Speaking of Flashpoint, the Flash movie, which follows the story of the comic book Flashpoint in which DC's reality was once again remade, will reportedly feature appearances by multiple cinematic versions of Batman including appearances from Ben Affleck's recent version, and Michael Keaton's classic Batman, who himself will stick around to mentor Batgirl in her upcoming movie.
And that's not even mentioning The Batman, which beats Flashpoint to theaters, and which features yet another Batman, played by Robert Pattinson, that won't crossover with other DC properties (yet, anyway) while spinning off its own follow-ups, such as a reported Penguin streaming series on HBO Max.

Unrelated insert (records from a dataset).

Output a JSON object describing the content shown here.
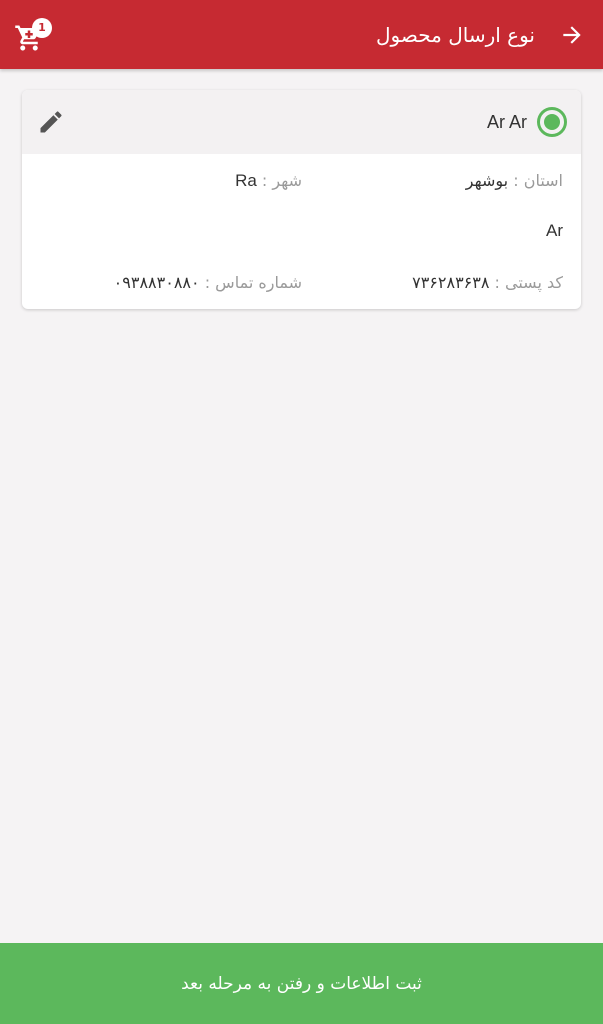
{
  "header": {
    "title": "نوع ارسال محصول",
    "cart_count": "1",
    "color": "#c62a32"
  },
  "address": {
    "name": "Ar Ar",
    "province_label": "استان :",
    "province_value": "بوشهر",
    "city_label": "شهر :",
    "city_value": "Ra",
    "address_line": "Ar",
    "postal_label": "کد پستی :",
    "postal_value": "۷۳۶۲۸۳۶۳۸",
    "phone_label": "شماره تماس :",
    "phone_value": "۰۹۳۸۸۳۰۸۸۰",
    "selected": true
  },
  "footer": {
    "submit_label": "ثبت اطلاعات و رفتن به مرحله بعد",
    "color": "#5cb85c"
  },
  "icons": [
    "cart-icon",
    "arrow-right-icon",
    "pencil-icon",
    "radio-selected-icon"
  ]
}
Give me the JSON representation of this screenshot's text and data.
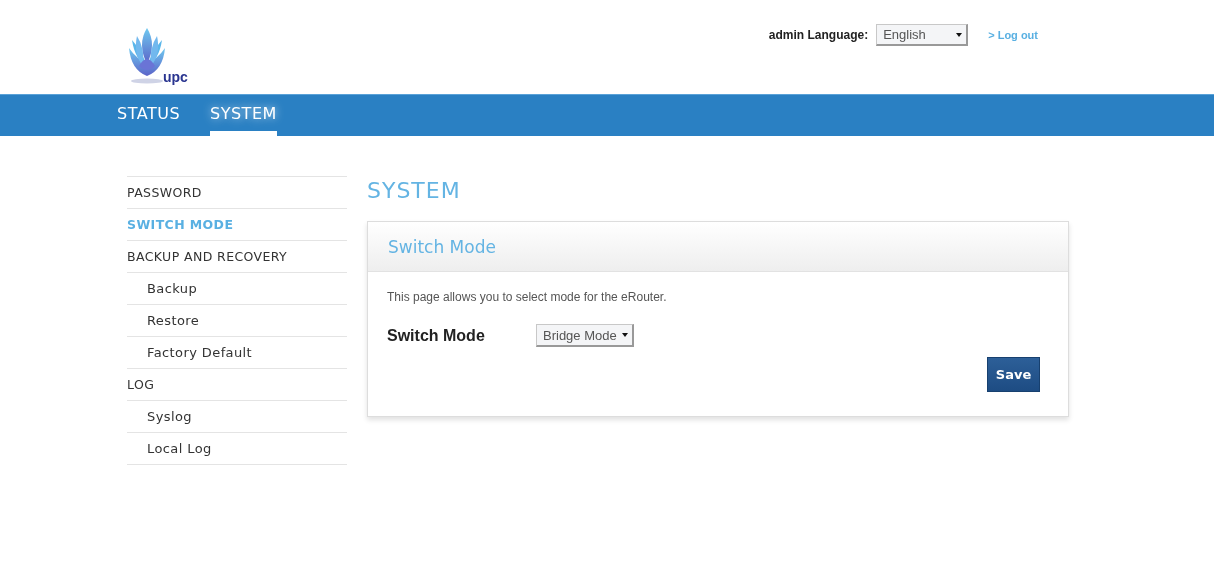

What this all adds up to is a version of superhero media where everyone gets what they want. Hardcore readers get the satisfaction and intrigue of an ongoing narrative that spreads across their favorite superhero universe (or multiverse, or omniverse), while those who like to pick and choose which stories they buy into or who are coming to the media for the first time have almost as many options to find the version of a character they like best.
And eventually, thanks to the increasingly interconnected and overlapping nature of the current trend of stories that feature multiple incarnations of the same hero, either two separate people sharing an identity or two versions of the same character from different worlds, it's just a matter of time before something happens to make any reader's preferred version of Batman, Spider-Man, or the rest 'count' as part of the bigger tapestry of their shared universe.
To harken back to the concept of superheroes as modern myths, the idea that Batman in his core titles and Batman in his alt-reality titles are separate but parallel characters with similar but diverging stories is no different from the way oral tradition carried myths of old between different cultures, resulting in the existence of both Greece's Herakles and Rome's Hercules, to name a common example.
(And of course, there's a comic book Hercules... and a comic book Thor... and about a million other superhero versions of real mythological heroes, fully taking the reins of the tradition).
Other well-known stories such as the folklore of Robin Hood or the mythology of King Arthur follow similar courses, in which different authors and scholars and even oral storytellers put their own twists on the origins and adventures of the characters they loved. Even in popular modern media, characters such as James Bond are constantly shifting in portrayal, while characters like the Flash have separate incarnations on both TV and movies - and fans have quite easily come to understand and accept those concepts.
In other words, the idea of superheroes teaming up with themselves, and of multiple iterations of characters co-existing in separate but sometimes overlapping narratives, is nothing new in terms of storytelling and hero myths. In fact, the evolving, overlapping nature of storytelling is one of the oldest and most important aspects of cultural story sharing - so in many ways, it's actually about time that superheroes caught up.
Dark Crisis picks up the legacies of some of the best DC stories ever.